_WHAT YOU ARE ASKED TO DO_
For each entry, restate it word for word while omitting any image it holds.

---------- EXERCISE MATERIALS

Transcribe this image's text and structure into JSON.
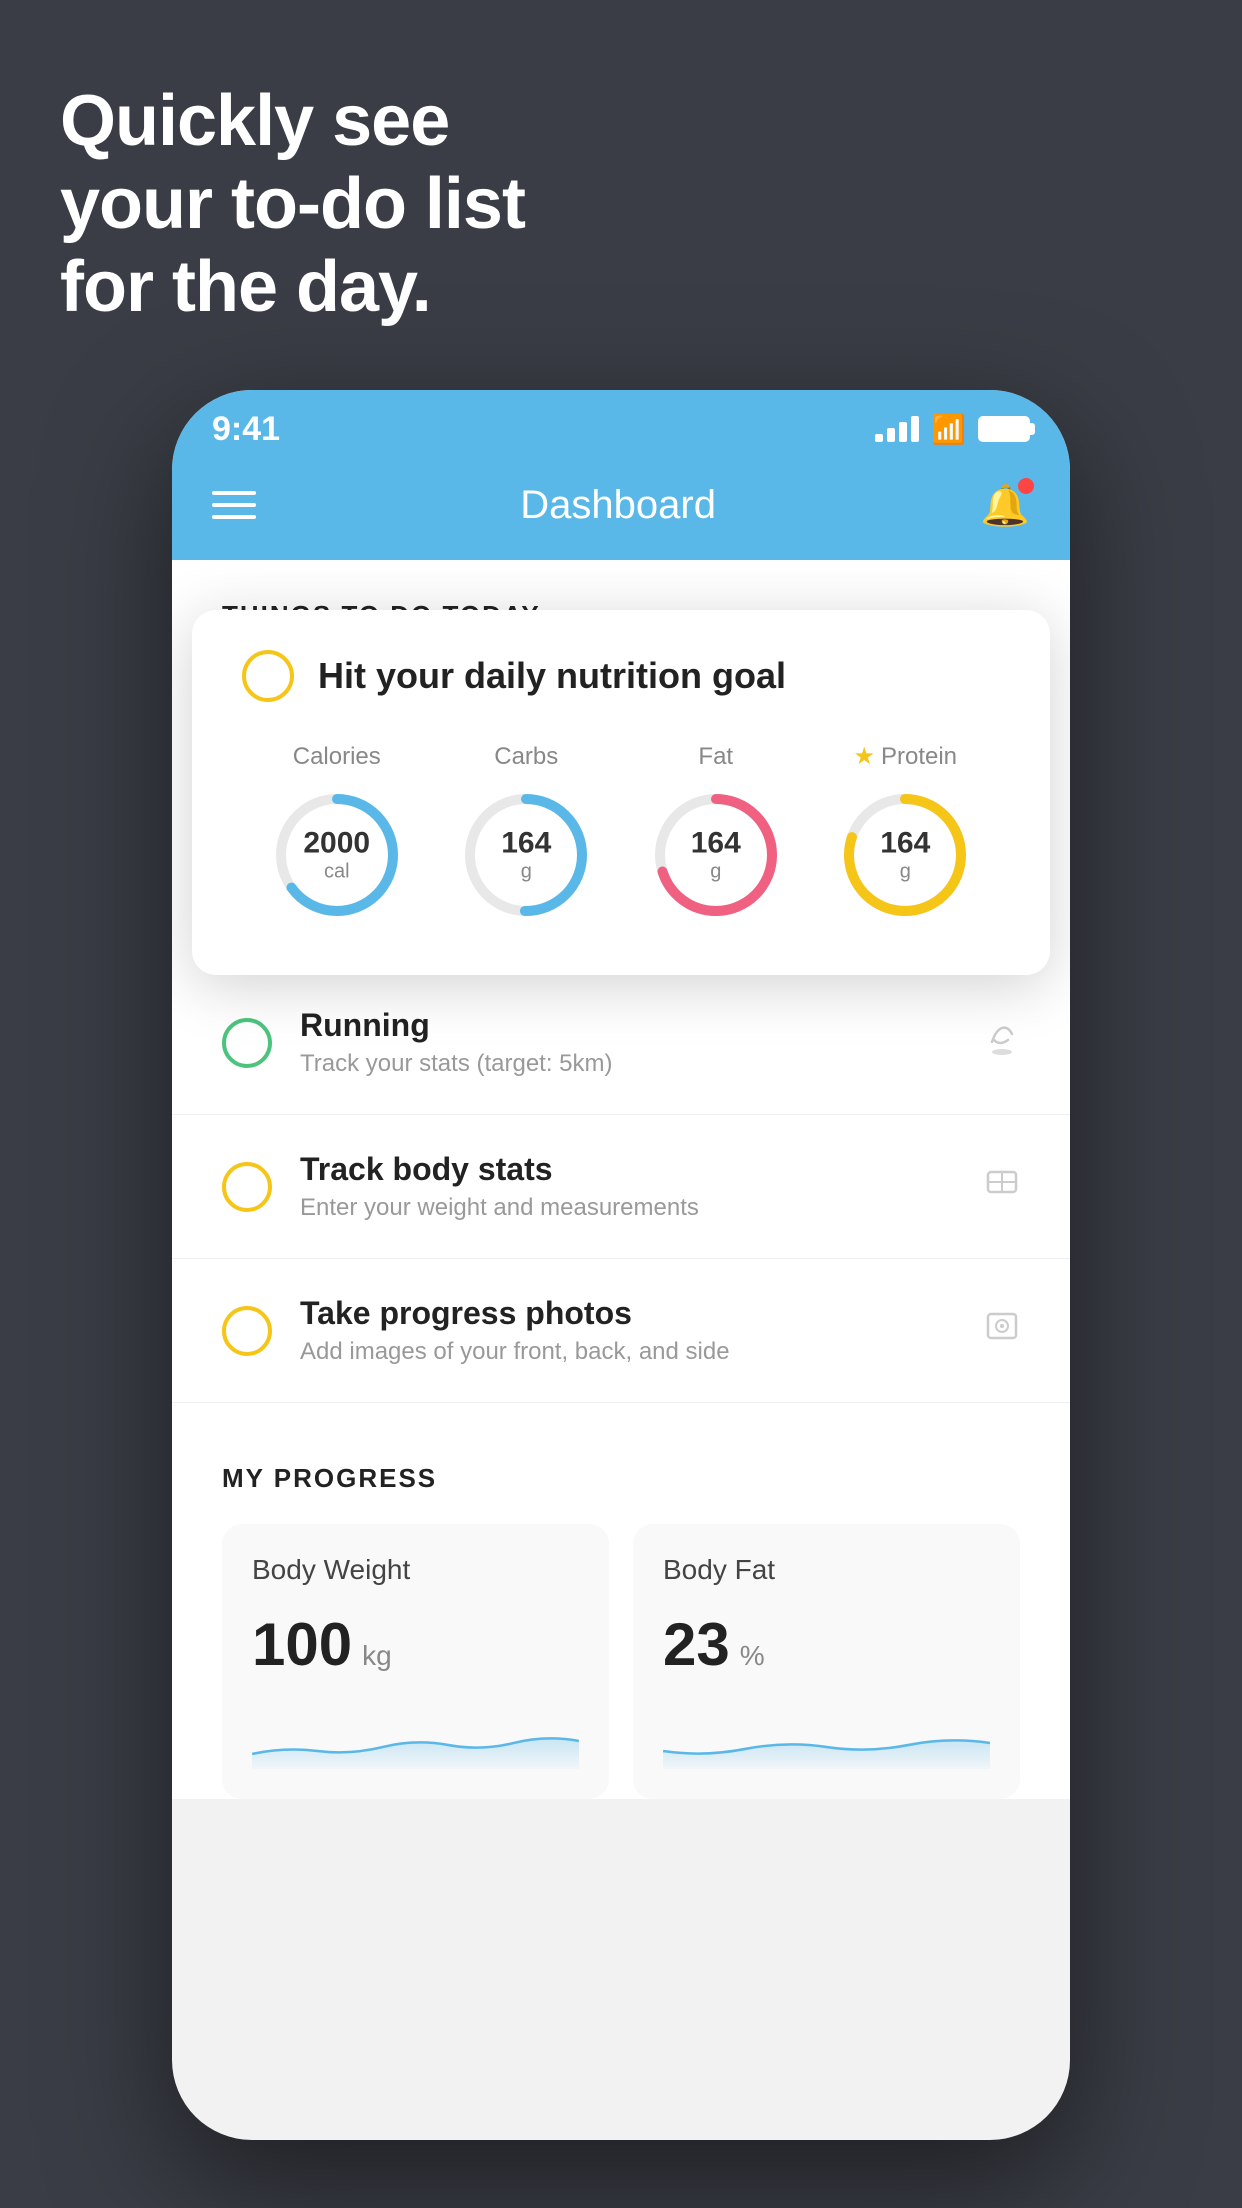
{
  "background_color": "#3a3d45",
  "hero": {
    "line1": "Quickly see",
    "line2": "your to-do list",
    "line3": "for the day."
  },
  "phone": {
    "status_bar": {
      "time": "9:41",
      "signal_bars": [
        12,
        18,
        24,
        30
      ],
      "battery_full": true
    },
    "nav": {
      "title": "Dashboard",
      "has_notification": true
    },
    "section_title": "THINGS TO DO TODAY",
    "floating_card": {
      "check_color": "#f5c518",
      "title": "Hit your daily nutrition goal",
      "nutrients": [
        {
          "label": "Calories",
          "value": "2000",
          "unit": "cal",
          "color": "#5ab8e8",
          "progress": 0.65
        },
        {
          "label": "Carbs",
          "value": "164",
          "unit": "g",
          "color": "#5ab8e8",
          "progress": 0.5
        },
        {
          "label": "Fat",
          "value": "164",
          "unit": "g",
          "color": "#f06080",
          "progress": 0.7
        },
        {
          "label": "Protein",
          "value": "164",
          "unit": "g",
          "color": "#f5c518",
          "progress": 0.8,
          "starred": true
        }
      ]
    },
    "todo_items": [
      {
        "id": "running",
        "title": "Running",
        "subtitle": "Track your stats (target: 5km)",
        "circle_color": "green",
        "icon": "👟"
      },
      {
        "id": "body-stats",
        "title": "Track body stats",
        "subtitle": "Enter your weight and measurements",
        "circle_color": "yellow",
        "icon": "⚖️"
      },
      {
        "id": "progress-photos",
        "title": "Take progress photos",
        "subtitle": "Add images of your front, back, and side",
        "circle_color": "yellow2",
        "icon": "👤"
      }
    ],
    "progress_section": {
      "title": "MY PROGRESS",
      "cards": [
        {
          "title": "Body Weight",
          "value": "100",
          "unit": "kg",
          "chart_color": "#5ab8e8"
        },
        {
          "title": "Body Fat",
          "value": "23",
          "unit": "%",
          "chart_color": "#5ab8e8"
        }
      ]
    }
  }
}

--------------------

_WRITTEN RESPONSE_
Transcribe this image's text and structure into JSON.
{
  "background_color": "#3a3d45",
  "hero": {
    "line1": "Quickly see",
    "line2": "your to-do list",
    "line3": "for the day."
  },
  "phone": {
    "status_bar": {
      "time": "9:41",
      "signal_bars": [
        12,
        18,
        24,
        30
      ],
      "battery_full": true
    },
    "nav": {
      "title": "Dashboard",
      "has_notification": true
    },
    "section_title": "THINGS TO DO TODAY",
    "floating_card": {
      "check_color": "#f5c518",
      "title": "Hit your daily nutrition goal",
      "nutrients": [
        {
          "label": "Calories",
          "value": "2000",
          "unit": "cal",
          "color": "#5ab8e8",
          "progress": 0.65
        },
        {
          "label": "Carbs",
          "value": "164",
          "unit": "g",
          "color": "#5ab8e8",
          "progress": 0.5
        },
        {
          "label": "Fat",
          "value": "164",
          "unit": "g",
          "color": "#f06080",
          "progress": 0.7
        },
        {
          "label": "Protein",
          "value": "164",
          "unit": "g",
          "color": "#f5c518",
          "progress": 0.8,
          "starred": true
        }
      ]
    },
    "todo_items": [
      {
        "id": "running",
        "title": "Running",
        "subtitle": "Track your stats (target: 5km)",
        "circle_color": "green",
        "icon": "👟"
      },
      {
        "id": "body-stats",
        "title": "Track body stats",
        "subtitle": "Enter your weight and measurements",
        "circle_color": "yellow",
        "icon": "⚖️"
      },
      {
        "id": "progress-photos",
        "title": "Take progress photos",
        "subtitle": "Add images of your front, back, and side",
        "circle_color": "yellow2",
        "icon": "👤"
      }
    ],
    "progress_section": {
      "title": "MY PROGRESS",
      "cards": [
        {
          "title": "Body Weight",
          "value": "100",
          "unit": "kg",
          "chart_color": "#5ab8e8"
        },
        {
          "title": "Body Fat",
          "value": "23",
          "unit": "%",
          "chart_color": "#5ab8e8"
        }
      ]
    }
  }
}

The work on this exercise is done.